Newbury News Ltd. Print-Digital-Social

That’s life

Kate Atkinson’s epic pair of books Life after Life and A God in Ruins are a triumph of fascinating story-telling in a mould-breaking style.

Geraldine Gardner

geraldine.gardner@newburynews.co.uk

Contact:

01635 886684

That’s life

If you are a fan of Kate Atkinson, then you will love these two epic works, Life After Life and A God In Ruins, which grapple with 20th century life.

While each can be read in isolation, there is a connection through the characters and after reading both, you realise how one enhances the other. 

I’ll start with Life after Life, which centres round the life of Ursula Todd. While it might at first seem a little confusing, as the reader is made to read and reread different episodes in Ursula’s life as she dies then doesn’t die, it is actually an effortless read.

Ursula is stillborn. Ursula survives a few hours. Ursula lives. And so it goes on. Each phase of her life is punctuated with a full stop – her death. Then we are taken back to before that moment and she continues on her life journey. And the dying/not dying scenario doesn’t just happen to Ursula. There are other characters in the book who suffer the same fate and are usually saved by Ursula’s actions or someone else at the scene. This is not because Ursula is reliving the moment and so knows when to step in, it is just the way things turn out.

If that sounds a little strange, please don’t be put off. The writing is so brilliant that it soon becomes clear what is happening and you fall into the rhythm of the prose. As for Ursula and her family and the people she comes across along the way – what an amazing cast of characters.

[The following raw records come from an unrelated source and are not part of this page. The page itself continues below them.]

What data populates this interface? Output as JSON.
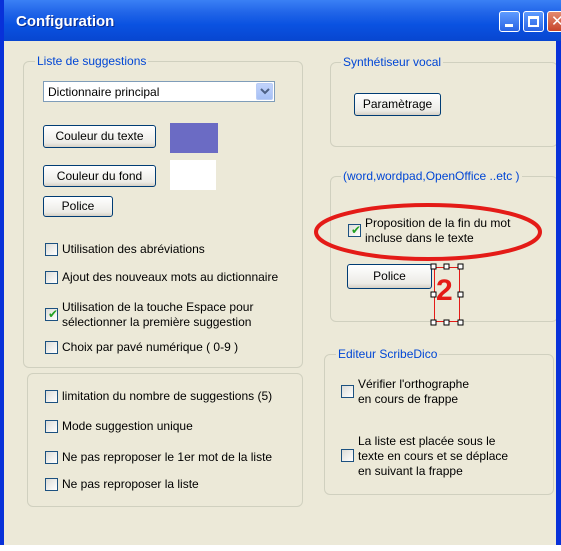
{
  "window": {
    "title": "Configuration",
    "controls": {
      "minimize": "minimize",
      "maximize": "maximize",
      "close": "close"
    }
  },
  "suggestions_group": {
    "legend": "Liste de suggestions",
    "dictionary_select": {
      "value": "Dictionnaire principal"
    },
    "text_color_button": "Couleur du texte",
    "text_color": "#6B6BC4",
    "background_color_button": "Couleur du fond",
    "background_color": "#FFFFFF",
    "font_button": "Police",
    "options": [
      {
        "label": "Utilisation des abréviations",
        "checked": false
      },
      {
        "label": "Ajout des nouveaux mots au dictionnaire",
        "checked": false
      },
      {
        "label_line1": "Utilisation de  la  touche Espace pour",
        "label_line2": "sélectionner la première suggestion",
        "checked": true
      },
      {
        "label": "Choix par pavé numérique ( 0-9 )",
        "checked": false
      }
    ]
  },
  "limits_group": {
    "options": [
      {
        "label": "limitation du  nombre de suggestions (5)",
        "checked": false
      },
      {
        "label": "Mode suggestion unique",
        "checked": false
      },
      {
        "label": "Ne pas reproposer le 1er mot de la liste",
        "checked": false
      },
      {
        "label": "Ne pas reproposer la liste",
        "checked": false
      }
    ]
  },
  "voice_group": {
    "legend": "Synthétiseur vocal",
    "settings_button": "Paramètrage"
  },
  "apps_group": {
    "legend": "(word,wordpad,OpenOffice ..etc )",
    "completion_option": {
      "label_line1": "Proposition de la fin  du mot",
      "label_line2": "incluse dans le texte",
      "checked": true
    },
    "font_button": "Police",
    "annotation_number": "2",
    "annotation_color": "#E41B17"
  },
  "editor_group": {
    "legend": "Editeur ScribeDico",
    "options": [
      {
        "label_line1": "Vérifier l'orthographe",
        "label_line2": "en cours de frappe",
        "checked": false
      },
      {
        "label_line1": "La liste est placée sous le",
        "label_line2": "texte en cours et se déplace",
        "label_line3": "en suivant la frappe",
        "checked": false
      }
    ]
  },
  "colors": {
    "titlebar": "#0A52E1",
    "dialog_bg": "#ECE9D8",
    "legend_text": "#0046D5",
    "check_mark": "#21A121"
  }
}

Ursula comes from a loving family, an affable father, a much-younger and slightly regretful mother – who raise their children at Fox Corner, an idyllic country cottage. Maurice, the eldest, is pretty insufferable but Ursula’s favourite is younger brother Teddy.

Teddy is 25 when World War Two breaks out and so is destined to play a part in the conflict. He becomes a pilot and his  demise seems almost inevitable.

But then what if... and that’s where A God in Ruins comes in. This second book chronicles the life of Teddy Todd into old age. We see his destiny, warts and all, and feel an empathy for him, as things don’t quite live up to expectations.

His marriage to childhood sweetheart, Nancy, who lived next to him at Fox Corner, isn’t quite as romantic as he might have hoped – that’s not to say it wasn’t a loving relationship. They have one daughter, Viola. As they both came from large families, this is a little disappointing for them, but they put all their energies into her... and what an ungrateful child she is.

Unfortunately – and I’m giving nothing away here – Nancy does not live to see her daughter grow up and this heightens the uneasy relationship between Ted and Viola. She in turn has two children – Bertie and Sunny – who Teddy dotes upon and becomes a surrogate parent to.

The emotional roller-coaster of their lives is quite heartbreaking, especially Sunny, who is taken from Ted to live with his wealthy and austere paternal grandparents. The chapter covering this periods pulls at the heartstrings and you can’t help but feel for young Sunny, who is affected for the rest of his life by this enforced separation.

Ted’s old age is chronicled by moving from his home, to sheltered accommodation and eventually to a care home. You feel old age coming upon him and the inevitability of his destiny.

As with many of Kate Atkinson’s books, nothing is as it seems. She hints along the way at the conclusion she is heading towards, but when it comes it is quite a game-changer for the reader. I don’t want to spoil it, but suffice to say it alters your perception of Ted’s life and that of his offspring.

I’m not sure whether it worked for me. It is something I have had to ponder and sometimes I thing, wow that was brilliant and other times I feel rather let down.

They are still brilliant books, but although A God in Ruins has won more plaudits, my favourite is Life After Life. It set the bar and provided such an intriguing narrative. It also, in my opinion, enhanced the enjoyment of A God in Ruins, because you were starting from a point of familiarity and knew you were not following any ordinary journey.

As I said earlier you don’t need to read both books, each can be savoured in isolation, but I would recommend that you do. Many people may be familiar with Kate Atkinson’s Jackson Brodie detective series of books, which are tremendously entertaining, but her other novels offer different challenges. With these two tomes, she has proved herself as one of the great contemporary literary talents.

In this epic pair of books, Atkinson has deconstructed the 20th century in a unique way, looking at the Second World War in Life after Life and the aftermath in A God in Ruins. They are novels that will stay with you longer after they are finished.

Leave your comment

Share your opinions on Newbury Weekly News

Characters left: 1000